EXERCISE REQUIREMENTS: Images excepted, the data below must be repeated exactly.
:: DATA SUPPLIED
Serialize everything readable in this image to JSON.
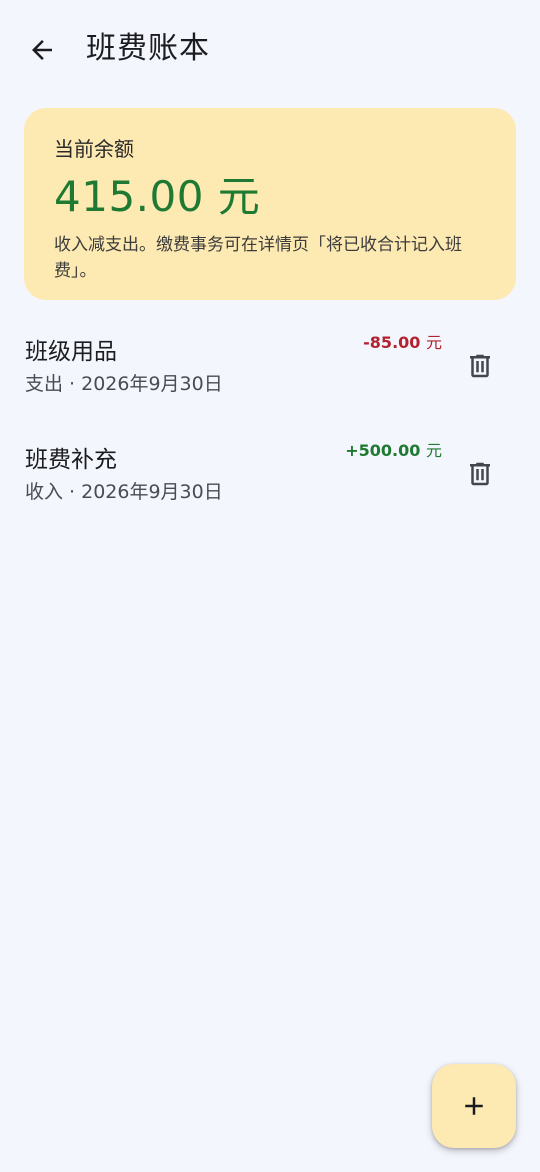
{
  "header": {
    "title": "班费账本",
    "back_icon": "arrow-back-icon"
  },
  "balance": {
    "label": "当前余额",
    "amount": "415.00 元",
    "note": "收入减支出。缴费事务可在详情页「将已收合计记入班费」。"
  },
  "transactions": [
    {
      "title": "班级用品",
      "subtitle": "支出 · 2026年9月30日",
      "amount": "-85.00",
      "unit": "元",
      "kind": "expense",
      "action_icon": "trash-icon"
    },
    {
      "title": "班费补充",
      "subtitle": "收入 · 2026年9月30日",
      "amount": "+500.00",
      "unit": "元",
      "kind": "income",
      "action_icon": "trash-icon"
    }
  ],
  "fab": {
    "icon": "plus-icon"
  },
  "colors": {
    "background": "#f4f6fd",
    "card": "#fde9b2",
    "income": "#1e7a32",
    "expense": "#b3222f"
  }
}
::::
ANSWER AREA:
Serialize everything readable in this image to JSON.
{
  "header": {
    "title": "班费账本",
    "back_icon": "arrow-back-icon"
  },
  "balance": {
    "label": "当前余额",
    "amount": "415.00 元",
    "note": "收入减支出。缴费事务可在详情页「将已收合计记入班费」。"
  },
  "transactions": [
    {
      "title": "班级用品",
      "subtitle": "支出 · 2026年9月30日",
      "amount": "-85.00",
      "unit": "元",
      "kind": "expense",
      "action_icon": "trash-icon"
    },
    {
      "title": "班费补充",
      "subtitle": "收入 · 2026年9月30日",
      "amount": "+500.00",
      "unit": "元",
      "kind": "income",
      "action_icon": "trash-icon"
    }
  ],
  "fab": {
    "icon": "plus-icon"
  },
  "colors": {
    "background": "#f4f6fd",
    "card": "#fde9b2",
    "income": "#1e7a32",
    "expense": "#b3222f"
  }
}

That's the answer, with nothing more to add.